ACT member Diakonie Katastrophenhilfe (DKH) has trained volunteers in the Hobyo district to inform community members about the dangers of the Coronavirus.

Nasteha Nor Abdi is 27 years old and lives in Wisil, a small town in the Hobyo district of eastern Somalia. Nasteha was trained as a volunteer health worker in May with Diakonie Katastrophenhilfe’s partner organization Center for Peace and Development (CPD). Since then, she has been travelling with other volunteers to public places and to markets in her community to raise awareness of how communities can protect themselves from the Coronavirus, and how to deal with those who are ill.

“We have social values and beliefs that make it difficult to fight the pandemic. Due to a lot of misinformation, many people here believe that this is a disease that only non-Muslims can be affected by. It is difficult to educate people about the dangers of COVID-19.” Nasteha believes that her calling is to support the health of her community. “The health care system in Somalia is weak. Here in Hobyo, the health center is already struggling to treat underlying diseases. Therefore, prevention is our only hope.”

“So far, the volunteer team has educated about 500 people in Wisil,” Nasteha proudly reported. Through this initiative, Nasteha and other community mobilizers have trained youth groups on how to wash their hands properly, to use masks, and to be aware of possible treatment options. The volunteers also worked with community leaders, including elders, religious leaders and women’s groups to disseminate their messages.

“Thanks to our efforts, local communities have now accepted that COVID-19 is a real threat and are practicing preventive measures. This motivates us to reach out to even more people in Hobyo, Wisil and the surrounding area to protect them from the disease,” said Nasteha.

“Our biggest threats are misinformation and misperceptions, and I am pleased that people are now better informed about the pandemic. They know how to deal with patients and suspected cases and how to protect themselves,” she continued.

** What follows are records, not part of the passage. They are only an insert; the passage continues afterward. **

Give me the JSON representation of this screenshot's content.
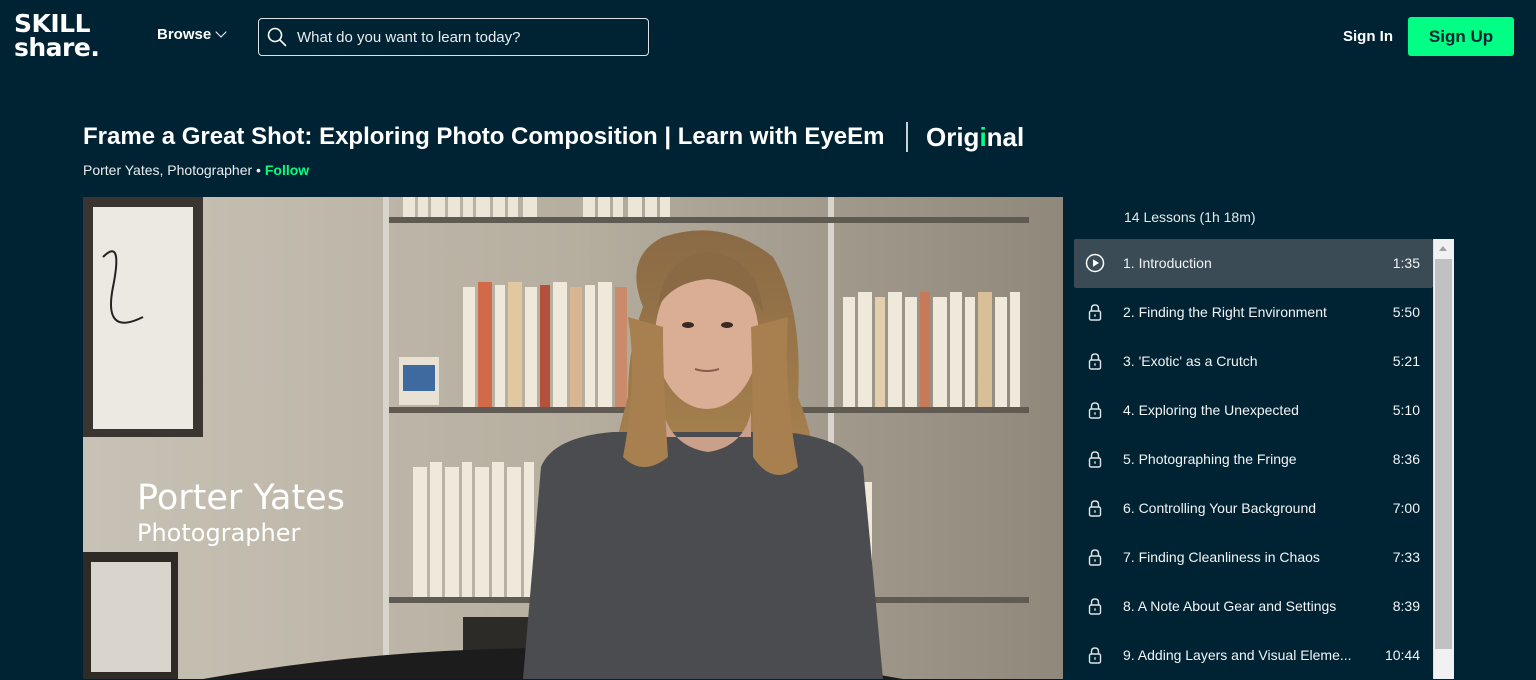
{
  "header": {
    "logo_line1": "SKILL",
    "logo_line2": "share.",
    "browse_label": "Browse",
    "search_placeholder": "What do you want to learn today?",
    "signin_label": "Sign In",
    "signup_label": "Sign Up"
  },
  "course": {
    "title": "Frame a Great Shot: Exploring Photo Composition | Learn with EyeEm",
    "badge_pre": "Orig",
    "badge_dot": "i",
    "badge_post": "nal",
    "teacher": "Porter Yates, Photographer",
    "bullet": "•",
    "follow_label": "Follow"
  },
  "video": {
    "overlay_name": "Porter Yates",
    "overlay_role": "Photographer"
  },
  "playlist": {
    "summary": "14 Lessons (1h 18m)",
    "lessons": [
      {
        "label": "1. Introduction",
        "duration": "1:35",
        "state": "playing"
      },
      {
        "label": "2. Finding the Right Environment",
        "duration": "5:50",
        "state": "locked"
      },
      {
        "label": "3. 'Exotic' as a Crutch",
        "duration": "5:21",
        "state": "locked"
      },
      {
        "label": "4. Exploring the Unexpected",
        "duration": "5:10",
        "state": "locked"
      },
      {
        "label": "5. Photographing the Fringe",
        "duration": "8:36",
        "state": "locked"
      },
      {
        "label": "6. Controlling Your Background",
        "duration": "7:00",
        "state": "locked"
      },
      {
        "label": "7. Finding Cleanliness in Chaos",
        "duration": "7:33",
        "state": "locked"
      },
      {
        "label": "8. A Note About Gear and Settings",
        "duration": "8:39",
        "state": "locked"
      },
      {
        "label": "9. Adding Layers and Visual Eleme...",
        "duration": "10:44",
        "state": "locked"
      }
    ]
  },
  "colors": {
    "background": "#002333",
    "accent": "#00ff84",
    "active_row": "#3a4b55"
  }
}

Nasteha is happy to be able to help to protect her community and is grateful for the support of CDP,” without that help, we could not have accomplished so much,” she concluded.